EXERCISE DETAILS:
Your answer should hold all lines of the entries that include the word "before".

##### EXTRACTED RECORDS

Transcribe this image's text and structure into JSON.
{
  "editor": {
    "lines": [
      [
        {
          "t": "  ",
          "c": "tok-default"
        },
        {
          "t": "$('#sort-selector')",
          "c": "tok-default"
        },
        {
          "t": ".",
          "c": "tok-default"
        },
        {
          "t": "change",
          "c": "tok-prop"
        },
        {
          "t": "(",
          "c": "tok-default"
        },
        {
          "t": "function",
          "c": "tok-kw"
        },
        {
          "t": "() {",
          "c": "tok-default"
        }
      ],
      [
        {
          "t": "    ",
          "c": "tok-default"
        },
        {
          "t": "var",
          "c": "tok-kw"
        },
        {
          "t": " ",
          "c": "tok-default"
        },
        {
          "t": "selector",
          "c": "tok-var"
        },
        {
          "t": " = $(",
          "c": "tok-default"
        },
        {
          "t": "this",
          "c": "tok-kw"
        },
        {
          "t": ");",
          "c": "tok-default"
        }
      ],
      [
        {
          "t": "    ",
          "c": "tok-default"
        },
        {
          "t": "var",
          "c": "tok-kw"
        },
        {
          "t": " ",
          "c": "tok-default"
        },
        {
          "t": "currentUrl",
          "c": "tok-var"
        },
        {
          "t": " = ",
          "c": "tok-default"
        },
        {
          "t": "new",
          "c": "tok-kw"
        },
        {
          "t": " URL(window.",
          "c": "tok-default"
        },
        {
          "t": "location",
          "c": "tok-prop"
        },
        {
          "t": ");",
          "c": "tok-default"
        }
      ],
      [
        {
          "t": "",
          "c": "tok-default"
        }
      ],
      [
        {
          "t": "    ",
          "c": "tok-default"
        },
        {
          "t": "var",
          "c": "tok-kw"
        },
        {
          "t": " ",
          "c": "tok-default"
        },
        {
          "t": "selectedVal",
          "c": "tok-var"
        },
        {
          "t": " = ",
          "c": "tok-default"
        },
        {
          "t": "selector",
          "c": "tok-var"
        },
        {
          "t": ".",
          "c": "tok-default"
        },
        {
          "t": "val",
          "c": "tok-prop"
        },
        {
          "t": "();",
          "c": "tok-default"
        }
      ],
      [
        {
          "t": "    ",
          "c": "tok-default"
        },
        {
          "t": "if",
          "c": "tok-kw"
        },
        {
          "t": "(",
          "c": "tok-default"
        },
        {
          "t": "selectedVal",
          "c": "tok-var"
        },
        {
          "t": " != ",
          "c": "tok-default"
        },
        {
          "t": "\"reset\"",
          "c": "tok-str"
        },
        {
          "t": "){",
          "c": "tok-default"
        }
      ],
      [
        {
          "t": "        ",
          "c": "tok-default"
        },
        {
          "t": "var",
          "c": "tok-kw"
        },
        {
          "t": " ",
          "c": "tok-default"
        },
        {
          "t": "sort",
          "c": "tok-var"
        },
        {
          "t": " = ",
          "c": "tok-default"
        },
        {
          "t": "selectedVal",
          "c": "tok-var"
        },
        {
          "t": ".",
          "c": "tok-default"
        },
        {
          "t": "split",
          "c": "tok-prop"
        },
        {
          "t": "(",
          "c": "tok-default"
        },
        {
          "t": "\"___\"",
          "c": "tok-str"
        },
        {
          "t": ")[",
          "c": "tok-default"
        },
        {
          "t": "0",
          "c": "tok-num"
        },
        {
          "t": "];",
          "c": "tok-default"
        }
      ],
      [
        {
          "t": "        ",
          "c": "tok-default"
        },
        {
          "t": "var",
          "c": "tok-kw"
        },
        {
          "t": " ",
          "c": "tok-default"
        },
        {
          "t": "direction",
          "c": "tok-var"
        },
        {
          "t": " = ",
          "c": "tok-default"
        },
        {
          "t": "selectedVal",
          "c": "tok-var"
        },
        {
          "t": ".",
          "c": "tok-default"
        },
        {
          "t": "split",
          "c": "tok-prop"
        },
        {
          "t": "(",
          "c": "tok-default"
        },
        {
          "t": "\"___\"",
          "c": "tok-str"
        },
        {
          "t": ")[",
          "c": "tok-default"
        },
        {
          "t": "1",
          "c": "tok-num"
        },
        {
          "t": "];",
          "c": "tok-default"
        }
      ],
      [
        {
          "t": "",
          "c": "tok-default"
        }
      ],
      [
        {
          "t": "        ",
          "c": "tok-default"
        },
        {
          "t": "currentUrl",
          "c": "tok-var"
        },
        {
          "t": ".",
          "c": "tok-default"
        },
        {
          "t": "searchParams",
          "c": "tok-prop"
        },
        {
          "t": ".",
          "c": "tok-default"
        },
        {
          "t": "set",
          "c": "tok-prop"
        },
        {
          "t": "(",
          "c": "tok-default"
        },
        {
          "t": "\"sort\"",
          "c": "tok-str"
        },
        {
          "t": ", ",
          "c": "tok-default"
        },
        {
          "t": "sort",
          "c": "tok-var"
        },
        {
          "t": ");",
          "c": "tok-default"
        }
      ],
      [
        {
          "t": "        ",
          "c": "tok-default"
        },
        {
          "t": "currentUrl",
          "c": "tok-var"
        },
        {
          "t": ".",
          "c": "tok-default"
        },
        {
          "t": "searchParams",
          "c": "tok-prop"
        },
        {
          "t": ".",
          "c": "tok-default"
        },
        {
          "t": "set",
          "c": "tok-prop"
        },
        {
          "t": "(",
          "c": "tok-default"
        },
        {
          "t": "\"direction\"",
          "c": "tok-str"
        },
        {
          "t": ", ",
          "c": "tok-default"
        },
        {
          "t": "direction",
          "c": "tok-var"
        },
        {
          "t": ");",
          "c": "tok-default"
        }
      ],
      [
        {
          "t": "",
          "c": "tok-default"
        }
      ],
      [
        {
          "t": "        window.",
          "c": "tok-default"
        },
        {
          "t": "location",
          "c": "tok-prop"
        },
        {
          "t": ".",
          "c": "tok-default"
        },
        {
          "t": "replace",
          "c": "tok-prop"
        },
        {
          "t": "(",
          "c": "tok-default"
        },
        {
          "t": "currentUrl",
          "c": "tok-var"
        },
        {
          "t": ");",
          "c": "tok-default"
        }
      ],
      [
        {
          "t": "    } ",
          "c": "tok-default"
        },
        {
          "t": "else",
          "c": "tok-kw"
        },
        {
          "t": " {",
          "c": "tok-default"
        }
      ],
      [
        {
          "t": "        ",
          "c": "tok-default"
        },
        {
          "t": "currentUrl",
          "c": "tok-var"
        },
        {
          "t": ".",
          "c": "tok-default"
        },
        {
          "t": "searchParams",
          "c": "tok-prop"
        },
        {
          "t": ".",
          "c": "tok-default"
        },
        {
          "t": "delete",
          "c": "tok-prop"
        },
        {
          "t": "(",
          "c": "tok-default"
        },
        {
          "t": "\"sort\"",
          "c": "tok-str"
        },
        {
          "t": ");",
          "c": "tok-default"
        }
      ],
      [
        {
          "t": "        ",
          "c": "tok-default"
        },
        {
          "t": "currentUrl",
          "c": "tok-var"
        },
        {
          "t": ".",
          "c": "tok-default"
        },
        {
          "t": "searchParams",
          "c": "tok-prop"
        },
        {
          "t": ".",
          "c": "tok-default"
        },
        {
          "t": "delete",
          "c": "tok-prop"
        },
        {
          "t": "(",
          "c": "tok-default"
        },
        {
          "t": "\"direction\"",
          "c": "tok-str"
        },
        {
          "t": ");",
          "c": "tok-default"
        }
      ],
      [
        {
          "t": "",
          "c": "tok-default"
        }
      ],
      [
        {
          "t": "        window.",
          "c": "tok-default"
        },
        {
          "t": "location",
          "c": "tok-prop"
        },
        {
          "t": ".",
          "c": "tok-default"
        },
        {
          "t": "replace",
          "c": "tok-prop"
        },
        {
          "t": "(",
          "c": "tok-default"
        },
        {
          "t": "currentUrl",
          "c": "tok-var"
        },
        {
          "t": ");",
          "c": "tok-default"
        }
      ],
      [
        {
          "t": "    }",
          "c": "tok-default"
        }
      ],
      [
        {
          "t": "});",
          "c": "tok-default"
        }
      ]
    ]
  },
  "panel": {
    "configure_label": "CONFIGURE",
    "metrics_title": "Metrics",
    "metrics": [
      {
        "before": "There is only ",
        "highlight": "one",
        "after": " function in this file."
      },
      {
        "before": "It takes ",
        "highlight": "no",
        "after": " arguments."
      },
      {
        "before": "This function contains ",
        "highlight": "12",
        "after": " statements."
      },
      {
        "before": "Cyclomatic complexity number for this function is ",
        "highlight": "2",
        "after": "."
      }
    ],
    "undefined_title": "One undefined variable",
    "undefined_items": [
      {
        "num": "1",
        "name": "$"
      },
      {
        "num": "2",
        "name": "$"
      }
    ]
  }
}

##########

THE COMPLETED TASK:
        "before": "There is only ",
        "before": "It takes ",
        "before": "This function contains ",
        "before": "Cyclomatic complexity number for this function is ",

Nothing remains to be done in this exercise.